◆ What to work on: Which lines hold the string "children"? Copy each of them from the material below.

◆ Supplied material:
- Opening Delimiter -

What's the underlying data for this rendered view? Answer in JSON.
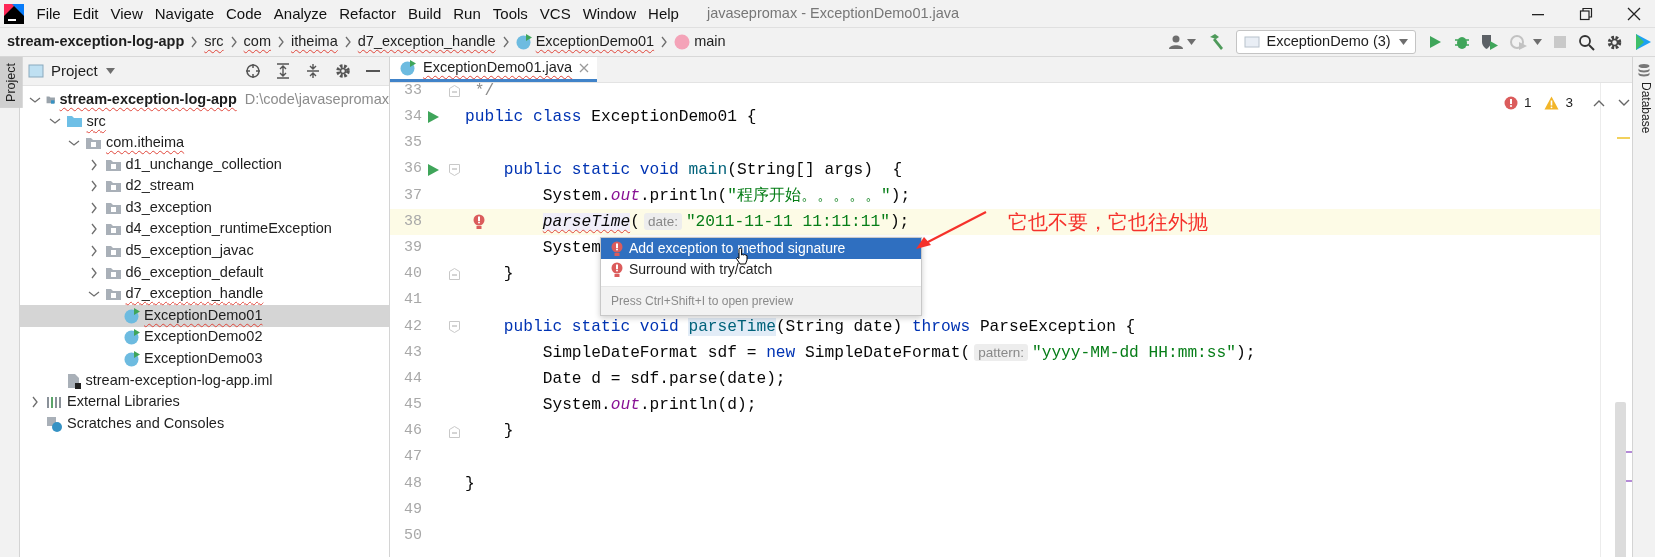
{
  "menu_bar": {
    "items": [
      "File",
      "Edit",
      "View",
      "Navigate",
      "Code",
      "Analyze",
      "Refactor",
      "Build",
      "Run",
      "Tools",
      "VCS",
      "Window",
      "Help"
    ],
    "title": "javasepromax - ExceptionDemo01.java"
  },
  "breadcrumbs": [
    {
      "label": "stream-exception-log-app",
      "kind": "project",
      "typo": false
    },
    {
      "label": "src",
      "kind": "folder",
      "typo": true
    },
    {
      "label": "com",
      "kind": "folder",
      "typo": true
    },
    {
      "label": "itheima",
      "kind": "folder",
      "typo": true
    },
    {
      "label": "d7_exception_handle",
      "kind": "folder",
      "typo": true
    },
    {
      "label": "ExceptionDemo01",
      "kind": "class",
      "typo": true
    },
    {
      "label": "main",
      "kind": "method",
      "typo": false
    }
  ],
  "toolbar": {
    "run_config": "ExceptionDemo (3)"
  },
  "left_stripe": {
    "label": "Project",
    "selected": true
  },
  "project_panel": {
    "title": "Project",
    "tree": [
      {
        "label": "stream-exception-log-app",
        "kind": "project",
        "hint": "D:\\code\\javasepromax",
        "expanded": true,
        "selected": false,
        "typo": true,
        "children": [
          {
            "label": "src",
            "kind": "source_folder",
            "expanded": true,
            "selected": false,
            "typo": true,
            "children": [
              {
                "label": "com.itheima",
                "kind": "package",
                "expanded": true,
                "selected": false,
                "typo": true,
                "children": [
                  {
                    "label": "d1_unchange_collection",
                    "kind": "package",
                    "expanded": false,
                    "selected": false,
                    "typo": false
                  },
                  {
                    "label": "d2_stream",
                    "kind": "package",
                    "expanded": false,
                    "selected": false,
                    "typo": false
                  },
                  {
                    "label": "d3_exception",
                    "kind": "package",
                    "expanded": false,
                    "selected": false,
                    "typo": false
                  },
                  {
                    "label": "d4_exception_runtimeException",
                    "kind": "package",
                    "expanded": false,
                    "selected": false,
                    "typo": false
                  },
                  {
                    "label": "d5_exception_javac",
                    "kind": "package",
                    "expanded": false,
                    "selected": false,
                    "typo": false
                  },
                  {
                    "label": "d6_exception_default",
                    "kind": "package",
                    "expanded": false,
                    "selected": false,
                    "typo": false
                  },
                  {
                    "label": "d7_exception_handle",
                    "kind": "package",
                    "expanded": true,
                    "selected": false,
                    "typo": true,
                    "children": [
                      {
                        "label": "ExceptionDemo01",
                        "kind": "class",
                        "selected": true,
                        "typo": true
                      },
                      {
                        "label": "ExceptionDemo02",
                        "kind": "class",
                        "selected": false,
                        "typo": false
                      },
                      {
                        "label": "ExceptionDemo03",
                        "kind": "class",
                        "selected": false,
                        "typo": false
                      }
                    ]
                  }
                ]
              }
            ]
          },
          {
            "label": "stream-exception-log-app.iml",
            "kind": "module_file",
            "selected": false,
            "typo": false
          }
        ]
      },
      {
        "label": "External Libraries",
        "kind": "libraries",
        "expanded": false,
        "selected": false,
        "typo": false
      },
      {
        "label": "Scratches and Consoles",
        "kind": "scratches",
        "selected": false,
        "typo": false
      }
    ]
  },
  "editor": {
    "tabs": [
      {
        "label": "ExceptionDemo01.java",
        "selected": true,
        "typo": true
      }
    ],
    "problems": {
      "errors": "1",
      "warnings": "3"
    },
    "lines": [
      {
        "number": "33",
        "gutter": [
          {
            "kind": "fold_end"
          }
        ],
        "highlighted": false,
        "tokens": [
          {
            "t": " */",
            "kind": "comment"
          }
        ]
      },
      {
        "number": "34",
        "gutter": [
          {
            "kind": "run"
          }
        ],
        "highlighted": false,
        "tokens": [
          {
            "t": "public class ",
            "kind": "keyword"
          },
          {
            "t": "ExceptionDemo01 {",
            "kind": "plain"
          }
        ]
      },
      {
        "number": "35",
        "highlighted": false
      },
      {
        "number": "36",
        "gutter": [
          {
            "kind": "run"
          },
          {
            "kind": "fold_start"
          }
        ],
        "highlighted": false,
        "tokens": [
          {
            "t": "    public static void ",
            "kind": "keyword"
          },
          {
            "t": "main",
            "kind": "decl"
          },
          {
            "t": "(String[] args)  {",
            "kind": "plain"
          }
        ]
      },
      {
        "number": "37",
        "highlighted": false,
        "tokens": [
          {
            "t": "        System.",
            "kind": "plain"
          },
          {
            "t": "out",
            "kind": "field"
          },
          {
            "t": ".println(",
            "kind": "plain"
          },
          {
            "t": "\"程序开始。。。。。\"",
            "kind": "string"
          },
          {
            "t": ");",
            "kind": "plain"
          }
        ]
      },
      {
        "number": "38",
        "gutter": [
          {
            "kind": "error"
          }
        ],
        "highlighted": true,
        "tokens": [
          {
            "t": "        parseTime",
            "kind": "error_call"
          },
          {
            "t": "(",
            "kind": "plain"
          },
          {
            "t": "date:",
            "kind": "hint"
          },
          {
            "t": "\"2011-11-11 11:11:11\"",
            "kind": "string"
          },
          {
            "t": ");",
            "kind": "plain"
          }
        ]
      },
      {
        "number": "39",
        "highlighted": false,
        "tokens": [
          {
            "t": "        System",
            "kind": "plain"
          }
        ]
      },
      {
        "number": "40",
        "gutter": [
          {
            "kind": "fold_end"
          }
        ],
        "highlighted": false,
        "tokens": [
          {
            "t": "    }",
            "kind": "plain"
          }
        ]
      },
      {
        "number": "41",
        "highlighted": false
      },
      {
        "number": "42",
        "gutter": [
          {
            "kind": "fold_start"
          }
        ],
        "highlighted": false,
        "tokens": [
          {
            "t": "    public static void ",
            "kind": "keyword"
          },
          {
            "t": "parseTime",
            "kind": "decl_usage"
          },
          {
            "t": "(String date) ",
            "kind": "plain"
          },
          {
            "t": "throws",
            "kind": "keyword"
          },
          {
            "t": " ParseException {",
            "kind": "plain"
          }
        ]
      },
      {
        "number": "43",
        "highlighted": false,
        "tokens": [
          {
            "t": "        SimpleDateFormat sdf = ",
            "kind": "plain"
          },
          {
            "t": "new",
            "kind": "keyword"
          },
          {
            "t": " SimpleDateFormat(",
            "kind": "plain"
          },
          {
            "t": "pattern:",
            "kind": "hint"
          },
          {
            "t": "\"yyyy-MM-dd HH:mm:ss\"",
            "kind": "string"
          },
          {
            "t": ");",
            "kind": "plain"
          }
        ]
      },
      {
        "number": "44",
        "highlighted": false,
        "tokens": [
          {
            "t": "        Date d = sdf.parse(date);",
            "kind": "plain"
          }
        ]
      },
      {
        "number": "45",
        "highlighted": false,
        "tokens": [
          {
            "t": "        System.",
            "kind": "plain"
          },
          {
            "t": "out",
            "kind": "field"
          },
          {
            "t": ".println(d);",
            "kind": "plain"
          }
        ]
      },
      {
        "number": "46",
        "gutter": [
          {
            "kind": "fold_end"
          }
        ],
        "highlighted": false,
        "tokens": [
          {
            "t": "    }",
            "kind": "plain"
          }
        ]
      },
      {
        "number": "47",
        "highlighted": false
      },
      {
        "number": "48",
        "highlighted": false,
        "tokens": [
          {
            "t": "}",
            "kind": "plain"
          }
        ]
      },
      {
        "number": "49",
        "highlighted": false
      },
      {
        "number": "50",
        "highlighted": false
      }
    ],
    "popup": {
      "items": [
        {
          "label": "Add exception to method signature",
          "selected": true
        },
        {
          "label": "Surround with try/catch",
          "selected": false
        }
      ],
      "footer": "Press Ctrl+Shift+I to open preview"
    },
    "annotation": {
      "text": "它也不要，它也往外抛"
    }
  },
  "right_stripe": {
    "label": "Database"
  }
}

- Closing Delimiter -

◆ Answer for this exercise:
        "children": [
            "children": [
                "children": [
                    "children": [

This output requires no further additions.